● **Exercise objective**
Filter the data below for the string "Heading" and copy each matching line.

Segment Start: Extracted records

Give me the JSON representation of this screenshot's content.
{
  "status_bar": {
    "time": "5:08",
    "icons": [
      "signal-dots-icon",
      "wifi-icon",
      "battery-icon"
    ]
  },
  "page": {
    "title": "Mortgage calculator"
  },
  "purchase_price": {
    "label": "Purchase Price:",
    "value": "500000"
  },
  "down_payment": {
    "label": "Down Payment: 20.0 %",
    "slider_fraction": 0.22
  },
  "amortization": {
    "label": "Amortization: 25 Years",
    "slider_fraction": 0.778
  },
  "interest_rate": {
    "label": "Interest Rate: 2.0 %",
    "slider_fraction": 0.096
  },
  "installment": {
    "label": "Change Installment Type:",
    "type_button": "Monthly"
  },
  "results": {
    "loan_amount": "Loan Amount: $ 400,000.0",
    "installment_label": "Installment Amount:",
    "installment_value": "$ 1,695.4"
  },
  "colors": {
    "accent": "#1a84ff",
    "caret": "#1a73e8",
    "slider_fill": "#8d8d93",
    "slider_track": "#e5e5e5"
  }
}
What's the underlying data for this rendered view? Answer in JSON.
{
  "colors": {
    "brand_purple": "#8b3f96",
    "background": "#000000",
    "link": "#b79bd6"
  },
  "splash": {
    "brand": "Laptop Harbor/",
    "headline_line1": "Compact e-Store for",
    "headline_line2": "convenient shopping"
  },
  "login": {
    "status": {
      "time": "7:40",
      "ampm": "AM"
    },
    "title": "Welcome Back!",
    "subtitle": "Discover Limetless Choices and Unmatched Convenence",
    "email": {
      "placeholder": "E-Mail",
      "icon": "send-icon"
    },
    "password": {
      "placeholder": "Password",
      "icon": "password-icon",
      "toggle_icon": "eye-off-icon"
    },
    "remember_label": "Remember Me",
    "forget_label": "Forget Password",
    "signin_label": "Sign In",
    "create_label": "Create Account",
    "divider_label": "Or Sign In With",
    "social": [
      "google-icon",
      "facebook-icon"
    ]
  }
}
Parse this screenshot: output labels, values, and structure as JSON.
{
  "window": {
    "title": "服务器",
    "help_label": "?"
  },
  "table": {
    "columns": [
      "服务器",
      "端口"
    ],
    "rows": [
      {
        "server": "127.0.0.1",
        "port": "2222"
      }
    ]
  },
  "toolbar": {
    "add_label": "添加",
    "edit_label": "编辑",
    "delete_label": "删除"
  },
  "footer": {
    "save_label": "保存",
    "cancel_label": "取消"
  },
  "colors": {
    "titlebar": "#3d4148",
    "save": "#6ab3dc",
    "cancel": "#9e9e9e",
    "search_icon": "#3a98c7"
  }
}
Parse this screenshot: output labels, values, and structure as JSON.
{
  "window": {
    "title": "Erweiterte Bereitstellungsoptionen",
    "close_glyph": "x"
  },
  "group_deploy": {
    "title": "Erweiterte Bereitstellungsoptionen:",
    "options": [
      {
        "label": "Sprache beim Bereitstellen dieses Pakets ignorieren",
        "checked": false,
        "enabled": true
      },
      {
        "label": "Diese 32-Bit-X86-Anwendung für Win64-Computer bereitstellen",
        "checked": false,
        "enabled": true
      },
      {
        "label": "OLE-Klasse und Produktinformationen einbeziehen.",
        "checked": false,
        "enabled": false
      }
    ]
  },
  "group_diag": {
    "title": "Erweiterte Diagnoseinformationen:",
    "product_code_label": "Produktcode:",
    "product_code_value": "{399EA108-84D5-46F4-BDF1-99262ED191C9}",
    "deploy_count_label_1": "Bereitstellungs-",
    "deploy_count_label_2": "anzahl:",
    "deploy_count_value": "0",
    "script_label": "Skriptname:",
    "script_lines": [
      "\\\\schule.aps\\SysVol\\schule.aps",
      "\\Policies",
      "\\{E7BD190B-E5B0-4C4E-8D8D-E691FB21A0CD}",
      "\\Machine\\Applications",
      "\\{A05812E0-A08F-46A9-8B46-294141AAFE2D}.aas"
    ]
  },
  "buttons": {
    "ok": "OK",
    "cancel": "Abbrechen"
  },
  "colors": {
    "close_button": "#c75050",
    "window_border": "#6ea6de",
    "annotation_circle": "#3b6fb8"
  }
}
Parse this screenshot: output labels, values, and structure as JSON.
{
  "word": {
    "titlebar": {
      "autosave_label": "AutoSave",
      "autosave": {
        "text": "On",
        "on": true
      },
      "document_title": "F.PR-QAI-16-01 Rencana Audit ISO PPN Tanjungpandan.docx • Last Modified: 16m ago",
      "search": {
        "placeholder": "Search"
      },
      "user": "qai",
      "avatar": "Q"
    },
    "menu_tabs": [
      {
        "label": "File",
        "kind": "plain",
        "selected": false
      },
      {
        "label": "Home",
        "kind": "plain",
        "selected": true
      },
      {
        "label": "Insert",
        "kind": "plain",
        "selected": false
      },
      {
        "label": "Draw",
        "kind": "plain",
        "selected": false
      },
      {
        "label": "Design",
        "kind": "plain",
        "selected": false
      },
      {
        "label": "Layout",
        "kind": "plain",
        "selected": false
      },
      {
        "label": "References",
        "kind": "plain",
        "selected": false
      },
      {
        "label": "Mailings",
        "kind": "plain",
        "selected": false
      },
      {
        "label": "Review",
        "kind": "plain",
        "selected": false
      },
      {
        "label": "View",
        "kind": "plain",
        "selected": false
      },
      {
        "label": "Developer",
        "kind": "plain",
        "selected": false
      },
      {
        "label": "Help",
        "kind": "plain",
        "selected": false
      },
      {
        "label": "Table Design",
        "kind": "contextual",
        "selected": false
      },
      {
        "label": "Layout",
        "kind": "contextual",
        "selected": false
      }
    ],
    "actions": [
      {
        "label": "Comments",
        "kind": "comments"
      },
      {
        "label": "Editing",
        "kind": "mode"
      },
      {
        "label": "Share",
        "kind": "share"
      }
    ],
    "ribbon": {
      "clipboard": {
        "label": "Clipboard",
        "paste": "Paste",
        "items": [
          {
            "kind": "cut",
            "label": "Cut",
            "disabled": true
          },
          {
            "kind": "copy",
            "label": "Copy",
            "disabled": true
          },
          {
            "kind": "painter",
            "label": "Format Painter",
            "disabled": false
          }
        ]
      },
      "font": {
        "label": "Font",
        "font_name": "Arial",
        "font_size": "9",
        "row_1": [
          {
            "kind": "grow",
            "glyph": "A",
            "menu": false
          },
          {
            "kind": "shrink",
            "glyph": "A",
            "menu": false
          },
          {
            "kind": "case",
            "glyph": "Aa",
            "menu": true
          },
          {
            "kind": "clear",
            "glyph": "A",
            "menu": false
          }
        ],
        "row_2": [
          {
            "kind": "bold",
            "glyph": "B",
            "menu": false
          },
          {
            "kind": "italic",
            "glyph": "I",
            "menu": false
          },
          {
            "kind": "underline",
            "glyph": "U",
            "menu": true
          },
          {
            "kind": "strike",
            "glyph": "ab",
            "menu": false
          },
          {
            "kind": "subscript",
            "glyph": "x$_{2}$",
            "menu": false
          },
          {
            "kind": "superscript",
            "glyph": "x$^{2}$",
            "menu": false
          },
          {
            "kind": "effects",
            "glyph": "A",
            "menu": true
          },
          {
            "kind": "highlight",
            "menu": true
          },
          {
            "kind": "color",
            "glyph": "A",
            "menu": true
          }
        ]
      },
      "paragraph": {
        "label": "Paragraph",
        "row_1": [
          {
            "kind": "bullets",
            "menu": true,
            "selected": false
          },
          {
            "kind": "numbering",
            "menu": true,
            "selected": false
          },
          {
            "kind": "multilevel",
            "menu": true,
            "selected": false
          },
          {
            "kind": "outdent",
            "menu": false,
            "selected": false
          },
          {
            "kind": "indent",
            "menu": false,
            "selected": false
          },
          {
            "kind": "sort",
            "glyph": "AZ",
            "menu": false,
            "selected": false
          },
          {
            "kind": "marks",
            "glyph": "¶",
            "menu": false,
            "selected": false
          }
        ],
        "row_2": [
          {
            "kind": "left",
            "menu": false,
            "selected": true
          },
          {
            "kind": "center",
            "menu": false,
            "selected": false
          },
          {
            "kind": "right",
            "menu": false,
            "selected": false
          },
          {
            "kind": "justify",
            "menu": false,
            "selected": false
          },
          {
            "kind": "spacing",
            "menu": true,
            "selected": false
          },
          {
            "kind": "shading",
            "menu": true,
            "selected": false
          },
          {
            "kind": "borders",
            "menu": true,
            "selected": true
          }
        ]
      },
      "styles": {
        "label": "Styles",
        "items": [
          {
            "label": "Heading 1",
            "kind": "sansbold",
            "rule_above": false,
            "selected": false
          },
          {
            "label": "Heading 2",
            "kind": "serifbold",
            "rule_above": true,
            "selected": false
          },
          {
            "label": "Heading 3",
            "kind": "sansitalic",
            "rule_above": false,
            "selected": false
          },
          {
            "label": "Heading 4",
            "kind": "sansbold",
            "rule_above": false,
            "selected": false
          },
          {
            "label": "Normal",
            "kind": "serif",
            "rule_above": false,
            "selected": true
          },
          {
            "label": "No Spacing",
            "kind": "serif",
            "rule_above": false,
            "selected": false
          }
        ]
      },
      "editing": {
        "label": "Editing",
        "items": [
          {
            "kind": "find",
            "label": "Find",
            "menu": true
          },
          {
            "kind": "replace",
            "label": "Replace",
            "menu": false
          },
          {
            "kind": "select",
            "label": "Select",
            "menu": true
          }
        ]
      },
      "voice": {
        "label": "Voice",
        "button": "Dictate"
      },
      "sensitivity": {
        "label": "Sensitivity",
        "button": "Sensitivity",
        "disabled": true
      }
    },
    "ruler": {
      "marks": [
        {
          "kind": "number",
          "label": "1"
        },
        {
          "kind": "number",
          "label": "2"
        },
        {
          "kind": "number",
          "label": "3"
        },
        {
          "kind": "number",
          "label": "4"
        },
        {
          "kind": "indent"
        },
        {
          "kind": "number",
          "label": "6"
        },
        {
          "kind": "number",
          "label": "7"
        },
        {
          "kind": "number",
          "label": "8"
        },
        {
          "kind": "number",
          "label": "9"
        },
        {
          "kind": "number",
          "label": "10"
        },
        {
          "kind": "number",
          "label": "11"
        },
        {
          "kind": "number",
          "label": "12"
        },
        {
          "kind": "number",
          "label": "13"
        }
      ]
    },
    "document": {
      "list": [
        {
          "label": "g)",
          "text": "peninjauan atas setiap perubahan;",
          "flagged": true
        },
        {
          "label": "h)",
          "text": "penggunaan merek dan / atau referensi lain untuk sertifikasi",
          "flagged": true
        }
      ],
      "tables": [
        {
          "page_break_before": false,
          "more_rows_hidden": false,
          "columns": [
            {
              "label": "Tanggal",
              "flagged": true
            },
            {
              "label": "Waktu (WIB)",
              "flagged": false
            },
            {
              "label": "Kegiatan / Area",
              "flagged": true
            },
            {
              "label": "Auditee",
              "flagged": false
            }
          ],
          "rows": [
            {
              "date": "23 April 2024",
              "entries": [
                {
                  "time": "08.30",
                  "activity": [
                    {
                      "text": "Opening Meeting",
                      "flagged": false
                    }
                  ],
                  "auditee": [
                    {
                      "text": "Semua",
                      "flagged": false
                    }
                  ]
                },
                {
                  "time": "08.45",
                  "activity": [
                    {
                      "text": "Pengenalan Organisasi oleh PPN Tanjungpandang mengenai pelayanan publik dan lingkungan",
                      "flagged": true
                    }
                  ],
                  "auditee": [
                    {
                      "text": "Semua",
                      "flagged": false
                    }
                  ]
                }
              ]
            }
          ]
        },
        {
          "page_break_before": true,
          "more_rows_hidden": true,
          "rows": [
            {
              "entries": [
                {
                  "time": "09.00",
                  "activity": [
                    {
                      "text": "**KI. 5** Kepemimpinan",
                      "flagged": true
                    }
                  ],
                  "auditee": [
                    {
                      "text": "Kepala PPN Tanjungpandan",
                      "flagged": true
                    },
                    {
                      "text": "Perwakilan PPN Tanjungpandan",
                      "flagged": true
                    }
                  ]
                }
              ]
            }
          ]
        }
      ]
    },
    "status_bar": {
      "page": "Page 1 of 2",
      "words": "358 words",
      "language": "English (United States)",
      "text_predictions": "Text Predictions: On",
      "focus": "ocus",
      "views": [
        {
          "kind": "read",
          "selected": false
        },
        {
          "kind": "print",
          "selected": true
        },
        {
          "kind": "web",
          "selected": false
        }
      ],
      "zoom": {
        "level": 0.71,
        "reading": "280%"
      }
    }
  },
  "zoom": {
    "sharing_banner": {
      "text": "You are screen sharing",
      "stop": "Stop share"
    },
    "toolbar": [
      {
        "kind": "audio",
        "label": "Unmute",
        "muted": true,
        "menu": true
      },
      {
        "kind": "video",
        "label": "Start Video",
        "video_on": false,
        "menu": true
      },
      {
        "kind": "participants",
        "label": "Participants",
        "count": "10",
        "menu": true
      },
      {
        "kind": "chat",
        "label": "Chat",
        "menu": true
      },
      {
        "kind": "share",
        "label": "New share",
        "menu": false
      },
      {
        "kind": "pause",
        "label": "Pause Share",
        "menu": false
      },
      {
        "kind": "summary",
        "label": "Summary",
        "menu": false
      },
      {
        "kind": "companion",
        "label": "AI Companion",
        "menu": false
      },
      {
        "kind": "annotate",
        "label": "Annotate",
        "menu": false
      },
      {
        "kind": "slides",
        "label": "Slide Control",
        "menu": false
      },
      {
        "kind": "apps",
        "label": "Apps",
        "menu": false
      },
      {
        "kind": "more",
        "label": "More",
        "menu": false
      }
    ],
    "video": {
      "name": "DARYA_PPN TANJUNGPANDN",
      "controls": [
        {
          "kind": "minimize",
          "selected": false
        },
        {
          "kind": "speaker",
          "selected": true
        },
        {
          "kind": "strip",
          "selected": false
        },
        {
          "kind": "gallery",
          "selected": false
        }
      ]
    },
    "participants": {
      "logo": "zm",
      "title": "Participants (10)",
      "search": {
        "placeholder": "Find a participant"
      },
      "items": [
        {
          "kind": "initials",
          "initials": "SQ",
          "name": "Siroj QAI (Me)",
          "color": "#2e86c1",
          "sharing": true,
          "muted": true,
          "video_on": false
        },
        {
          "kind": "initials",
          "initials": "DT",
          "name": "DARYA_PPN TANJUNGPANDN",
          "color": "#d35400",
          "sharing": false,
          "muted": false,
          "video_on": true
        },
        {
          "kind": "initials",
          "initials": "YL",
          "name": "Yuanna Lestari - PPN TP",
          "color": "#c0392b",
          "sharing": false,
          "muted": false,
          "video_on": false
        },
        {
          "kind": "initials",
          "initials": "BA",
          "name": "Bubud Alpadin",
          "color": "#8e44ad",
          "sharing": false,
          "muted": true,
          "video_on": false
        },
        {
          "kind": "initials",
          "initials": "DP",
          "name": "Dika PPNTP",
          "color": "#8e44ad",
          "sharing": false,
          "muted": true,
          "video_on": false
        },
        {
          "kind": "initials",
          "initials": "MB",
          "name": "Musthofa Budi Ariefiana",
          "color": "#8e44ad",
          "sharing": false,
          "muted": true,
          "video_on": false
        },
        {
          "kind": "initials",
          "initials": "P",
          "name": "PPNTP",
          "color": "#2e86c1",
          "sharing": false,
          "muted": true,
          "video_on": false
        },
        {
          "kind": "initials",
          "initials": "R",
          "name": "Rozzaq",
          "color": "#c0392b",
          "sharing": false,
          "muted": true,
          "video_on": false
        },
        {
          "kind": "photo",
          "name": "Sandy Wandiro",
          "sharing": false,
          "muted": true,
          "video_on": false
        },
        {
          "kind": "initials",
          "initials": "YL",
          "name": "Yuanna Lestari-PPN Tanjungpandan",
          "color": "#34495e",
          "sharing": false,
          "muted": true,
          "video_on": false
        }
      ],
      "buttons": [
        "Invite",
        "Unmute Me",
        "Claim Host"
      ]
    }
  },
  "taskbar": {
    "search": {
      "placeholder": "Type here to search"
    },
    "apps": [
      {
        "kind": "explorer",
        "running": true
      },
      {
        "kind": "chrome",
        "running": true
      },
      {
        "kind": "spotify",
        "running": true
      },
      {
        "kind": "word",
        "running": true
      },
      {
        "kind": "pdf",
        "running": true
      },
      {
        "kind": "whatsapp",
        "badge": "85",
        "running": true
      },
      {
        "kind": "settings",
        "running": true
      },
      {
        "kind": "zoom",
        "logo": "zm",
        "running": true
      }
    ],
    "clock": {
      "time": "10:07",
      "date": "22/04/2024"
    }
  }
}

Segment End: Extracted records

● **Response area**
            "label": "Heading 1",
            "label": "Heading 2",
            "label": "Heading 3",
            "label": "Heading 4",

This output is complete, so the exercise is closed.